Members of the U.S. Congress were not alone in their skepticism. Russian President Vladimir Putin called claims that the Syrian military was behind the attacks “utter nonsense,” since government troops were winning the civil war, and a desperate attack with such weapons was not necessary. Putin further implied that the chemical-weapons attacks could have been the work of the rebel forces the United States has been supporting, a “provocation” staged by those “who want to drag other countries into the Syrian conflict.” Putin challenged the White House to make its case before the U.N. Security Council. In Britain, Prime Minister David Cameron lost a vote in Parliament over “humanitarian intervention” in the Syrian conflict.
Tellingly for the Obama administration’s claims, U.S. intelligence agencies are also reportedly skeptical: According to the Associated Press, unnamed U.S. intelligence officials said that the White House’s information supposedly linking the Assad government to the chemical-weapons attacks was “not a slam dunk.” As reported by the AP, U.S. intelligence agencies still had doubts concerning just who had access to Syrian chemical weapons and whether Assad himself had ordered the attacks. The White House had, according to intelligence sources, wanted evidence linking the attacks to Assad himself or to his inner circle, but no such evidence was forthcoming, raising the possibility that a “rogue” military commander could have acted on his own.

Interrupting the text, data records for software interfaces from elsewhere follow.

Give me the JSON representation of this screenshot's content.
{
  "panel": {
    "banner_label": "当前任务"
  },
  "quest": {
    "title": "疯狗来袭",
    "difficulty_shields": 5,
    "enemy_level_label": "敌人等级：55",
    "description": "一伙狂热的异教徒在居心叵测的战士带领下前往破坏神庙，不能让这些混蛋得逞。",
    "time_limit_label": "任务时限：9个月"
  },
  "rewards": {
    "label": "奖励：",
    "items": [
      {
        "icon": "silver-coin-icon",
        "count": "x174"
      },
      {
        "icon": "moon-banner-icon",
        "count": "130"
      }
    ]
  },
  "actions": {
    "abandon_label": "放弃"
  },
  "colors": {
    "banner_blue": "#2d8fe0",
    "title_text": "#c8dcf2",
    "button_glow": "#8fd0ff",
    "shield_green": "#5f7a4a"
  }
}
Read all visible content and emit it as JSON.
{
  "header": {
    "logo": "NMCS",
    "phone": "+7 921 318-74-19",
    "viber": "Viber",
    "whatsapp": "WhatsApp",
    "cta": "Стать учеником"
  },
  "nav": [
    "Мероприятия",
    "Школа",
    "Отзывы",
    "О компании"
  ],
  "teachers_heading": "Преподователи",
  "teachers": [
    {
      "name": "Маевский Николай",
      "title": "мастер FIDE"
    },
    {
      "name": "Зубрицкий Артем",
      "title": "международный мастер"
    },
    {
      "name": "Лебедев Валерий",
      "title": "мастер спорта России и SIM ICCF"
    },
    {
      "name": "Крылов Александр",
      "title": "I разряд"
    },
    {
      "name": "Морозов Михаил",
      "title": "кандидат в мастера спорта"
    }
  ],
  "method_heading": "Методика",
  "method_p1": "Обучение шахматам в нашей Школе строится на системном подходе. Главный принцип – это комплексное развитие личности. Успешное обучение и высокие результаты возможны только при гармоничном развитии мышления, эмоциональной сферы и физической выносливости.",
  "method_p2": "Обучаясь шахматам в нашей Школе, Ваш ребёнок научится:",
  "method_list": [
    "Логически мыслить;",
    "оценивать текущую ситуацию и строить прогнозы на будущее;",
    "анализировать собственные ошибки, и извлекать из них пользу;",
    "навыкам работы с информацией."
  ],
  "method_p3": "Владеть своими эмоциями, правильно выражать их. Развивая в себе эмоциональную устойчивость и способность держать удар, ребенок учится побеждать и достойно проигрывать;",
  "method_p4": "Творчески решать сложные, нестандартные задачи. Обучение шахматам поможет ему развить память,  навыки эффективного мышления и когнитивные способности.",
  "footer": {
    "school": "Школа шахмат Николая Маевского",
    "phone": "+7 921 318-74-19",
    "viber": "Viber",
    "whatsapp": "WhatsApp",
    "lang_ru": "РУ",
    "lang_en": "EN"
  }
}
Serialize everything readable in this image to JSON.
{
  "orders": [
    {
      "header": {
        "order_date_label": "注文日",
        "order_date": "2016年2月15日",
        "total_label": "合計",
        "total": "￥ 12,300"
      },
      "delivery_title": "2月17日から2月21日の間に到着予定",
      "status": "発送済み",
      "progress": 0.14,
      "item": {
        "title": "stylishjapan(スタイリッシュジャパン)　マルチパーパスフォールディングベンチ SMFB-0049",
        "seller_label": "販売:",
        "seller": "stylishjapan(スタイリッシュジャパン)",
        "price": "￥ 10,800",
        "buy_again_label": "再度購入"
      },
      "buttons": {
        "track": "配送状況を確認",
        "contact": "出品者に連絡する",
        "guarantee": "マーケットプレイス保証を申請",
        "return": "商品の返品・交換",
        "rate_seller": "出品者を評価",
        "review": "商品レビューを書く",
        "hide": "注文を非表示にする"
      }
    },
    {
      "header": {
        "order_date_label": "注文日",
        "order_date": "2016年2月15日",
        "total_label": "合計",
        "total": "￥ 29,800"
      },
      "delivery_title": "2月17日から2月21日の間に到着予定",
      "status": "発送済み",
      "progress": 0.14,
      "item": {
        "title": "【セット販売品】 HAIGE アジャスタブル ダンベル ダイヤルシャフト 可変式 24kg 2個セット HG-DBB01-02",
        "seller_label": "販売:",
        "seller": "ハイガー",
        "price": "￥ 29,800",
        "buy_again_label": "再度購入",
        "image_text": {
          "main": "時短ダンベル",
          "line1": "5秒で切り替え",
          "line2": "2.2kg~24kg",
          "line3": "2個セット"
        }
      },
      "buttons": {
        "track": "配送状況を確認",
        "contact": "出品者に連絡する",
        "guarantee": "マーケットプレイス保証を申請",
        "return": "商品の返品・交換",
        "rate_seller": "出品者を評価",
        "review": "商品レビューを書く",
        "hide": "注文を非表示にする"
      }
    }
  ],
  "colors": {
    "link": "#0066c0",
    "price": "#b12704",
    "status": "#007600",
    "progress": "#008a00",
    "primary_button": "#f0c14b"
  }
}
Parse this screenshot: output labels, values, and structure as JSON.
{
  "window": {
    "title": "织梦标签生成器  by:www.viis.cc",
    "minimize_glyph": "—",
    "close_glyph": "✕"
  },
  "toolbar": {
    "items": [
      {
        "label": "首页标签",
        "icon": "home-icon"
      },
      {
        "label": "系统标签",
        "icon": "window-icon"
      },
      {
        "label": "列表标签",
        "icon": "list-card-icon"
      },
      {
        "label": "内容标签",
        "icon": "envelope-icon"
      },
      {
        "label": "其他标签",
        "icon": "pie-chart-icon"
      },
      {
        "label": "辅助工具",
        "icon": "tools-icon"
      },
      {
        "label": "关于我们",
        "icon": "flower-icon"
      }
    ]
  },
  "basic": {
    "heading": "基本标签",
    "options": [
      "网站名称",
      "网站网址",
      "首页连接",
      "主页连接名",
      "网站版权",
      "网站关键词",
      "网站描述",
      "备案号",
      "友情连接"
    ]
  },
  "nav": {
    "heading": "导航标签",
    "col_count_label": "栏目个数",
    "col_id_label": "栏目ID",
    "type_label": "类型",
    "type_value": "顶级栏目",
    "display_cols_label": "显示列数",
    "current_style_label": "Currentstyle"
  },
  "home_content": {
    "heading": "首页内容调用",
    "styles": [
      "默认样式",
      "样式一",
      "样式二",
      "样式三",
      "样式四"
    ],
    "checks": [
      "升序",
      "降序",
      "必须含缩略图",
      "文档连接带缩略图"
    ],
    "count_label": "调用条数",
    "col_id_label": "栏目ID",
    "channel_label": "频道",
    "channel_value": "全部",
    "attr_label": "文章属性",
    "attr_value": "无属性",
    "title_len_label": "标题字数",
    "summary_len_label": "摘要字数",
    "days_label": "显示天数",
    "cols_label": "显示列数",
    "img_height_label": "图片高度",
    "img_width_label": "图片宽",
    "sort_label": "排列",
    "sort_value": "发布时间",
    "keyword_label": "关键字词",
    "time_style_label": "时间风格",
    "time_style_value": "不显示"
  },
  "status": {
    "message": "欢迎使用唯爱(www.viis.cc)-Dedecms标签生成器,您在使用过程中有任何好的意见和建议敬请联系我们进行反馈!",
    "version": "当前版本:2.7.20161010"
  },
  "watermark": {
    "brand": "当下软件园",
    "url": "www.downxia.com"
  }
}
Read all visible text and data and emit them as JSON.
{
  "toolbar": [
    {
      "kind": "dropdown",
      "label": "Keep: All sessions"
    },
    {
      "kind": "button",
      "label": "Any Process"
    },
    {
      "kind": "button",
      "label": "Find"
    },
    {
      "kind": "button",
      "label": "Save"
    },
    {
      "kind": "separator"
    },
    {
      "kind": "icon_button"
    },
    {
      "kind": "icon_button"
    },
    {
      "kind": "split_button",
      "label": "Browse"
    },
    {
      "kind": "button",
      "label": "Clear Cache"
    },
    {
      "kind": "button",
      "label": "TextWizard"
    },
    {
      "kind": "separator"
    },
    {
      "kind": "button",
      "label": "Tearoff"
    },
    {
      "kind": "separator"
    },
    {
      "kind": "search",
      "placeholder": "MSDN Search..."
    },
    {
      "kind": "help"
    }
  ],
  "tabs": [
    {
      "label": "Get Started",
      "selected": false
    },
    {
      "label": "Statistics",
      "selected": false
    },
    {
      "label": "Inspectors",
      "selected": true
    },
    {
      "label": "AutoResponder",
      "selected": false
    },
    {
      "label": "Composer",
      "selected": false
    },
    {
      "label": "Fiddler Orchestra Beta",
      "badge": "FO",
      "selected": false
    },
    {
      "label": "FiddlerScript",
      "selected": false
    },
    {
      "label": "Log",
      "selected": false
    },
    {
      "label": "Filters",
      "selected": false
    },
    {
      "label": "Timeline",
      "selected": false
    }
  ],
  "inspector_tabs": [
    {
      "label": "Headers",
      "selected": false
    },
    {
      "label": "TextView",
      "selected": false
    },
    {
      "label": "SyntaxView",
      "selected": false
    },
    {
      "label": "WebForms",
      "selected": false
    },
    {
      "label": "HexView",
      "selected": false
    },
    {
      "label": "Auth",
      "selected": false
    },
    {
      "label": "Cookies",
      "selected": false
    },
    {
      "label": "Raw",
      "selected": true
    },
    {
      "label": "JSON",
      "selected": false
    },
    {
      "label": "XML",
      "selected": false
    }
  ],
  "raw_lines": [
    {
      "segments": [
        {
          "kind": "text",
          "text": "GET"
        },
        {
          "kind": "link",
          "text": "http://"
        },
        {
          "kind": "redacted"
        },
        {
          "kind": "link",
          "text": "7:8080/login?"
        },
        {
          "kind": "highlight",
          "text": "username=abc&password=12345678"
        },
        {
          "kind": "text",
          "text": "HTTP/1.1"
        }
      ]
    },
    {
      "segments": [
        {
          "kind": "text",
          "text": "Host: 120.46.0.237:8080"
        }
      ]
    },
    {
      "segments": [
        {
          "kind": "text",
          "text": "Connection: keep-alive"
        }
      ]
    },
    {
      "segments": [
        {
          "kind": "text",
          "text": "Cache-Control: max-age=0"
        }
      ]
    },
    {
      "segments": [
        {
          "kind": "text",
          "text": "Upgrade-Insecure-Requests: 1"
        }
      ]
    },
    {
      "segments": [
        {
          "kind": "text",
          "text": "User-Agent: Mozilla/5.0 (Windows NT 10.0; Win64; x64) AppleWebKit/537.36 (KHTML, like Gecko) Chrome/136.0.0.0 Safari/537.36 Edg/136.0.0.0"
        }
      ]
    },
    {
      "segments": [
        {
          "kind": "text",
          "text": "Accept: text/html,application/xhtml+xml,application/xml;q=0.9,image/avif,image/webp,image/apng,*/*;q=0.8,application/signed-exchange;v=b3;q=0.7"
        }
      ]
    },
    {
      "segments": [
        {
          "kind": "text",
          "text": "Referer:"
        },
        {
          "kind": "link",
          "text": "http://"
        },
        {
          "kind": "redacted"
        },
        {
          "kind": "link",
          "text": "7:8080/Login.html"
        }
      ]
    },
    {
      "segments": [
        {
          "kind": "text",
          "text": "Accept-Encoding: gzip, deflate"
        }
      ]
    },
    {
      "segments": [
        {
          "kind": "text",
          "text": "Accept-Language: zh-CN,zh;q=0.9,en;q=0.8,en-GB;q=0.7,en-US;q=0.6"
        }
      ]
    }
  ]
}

According to the AP, both the CIA and the Defense Intelligence Agency have human-intelligence sources on the ground in Syria, but those sources include the rebel commanders themselves, as well as others who have to cross out of Syria to report to American controllers in Jordan and Turkey. The U.S. “humint” operation is small, and gathering, disseminating, and evaluating the information is time-consuming, so the United States has relied on the intelligence agencies of Jordan, Israel, and Saudi Arabia for additional information. Thus far, those sources have apparently not confirmed the White House’s allegations. We should also recall that then-CIA Director George Tenet used the same phrase (“slam dunk”) to describe the intelligence the United States supposedly had concerning Iraq’s possession of “weapons of mass destruction” in 2002. It’s possible that U.S. intelligence officials are talking anonymously to AP reporters to protect their agencies from being blamed for whatever consequences follow a U.S. attack on Syria—and to distance themselves from future revelations about the truth of the Obama administration’s claims.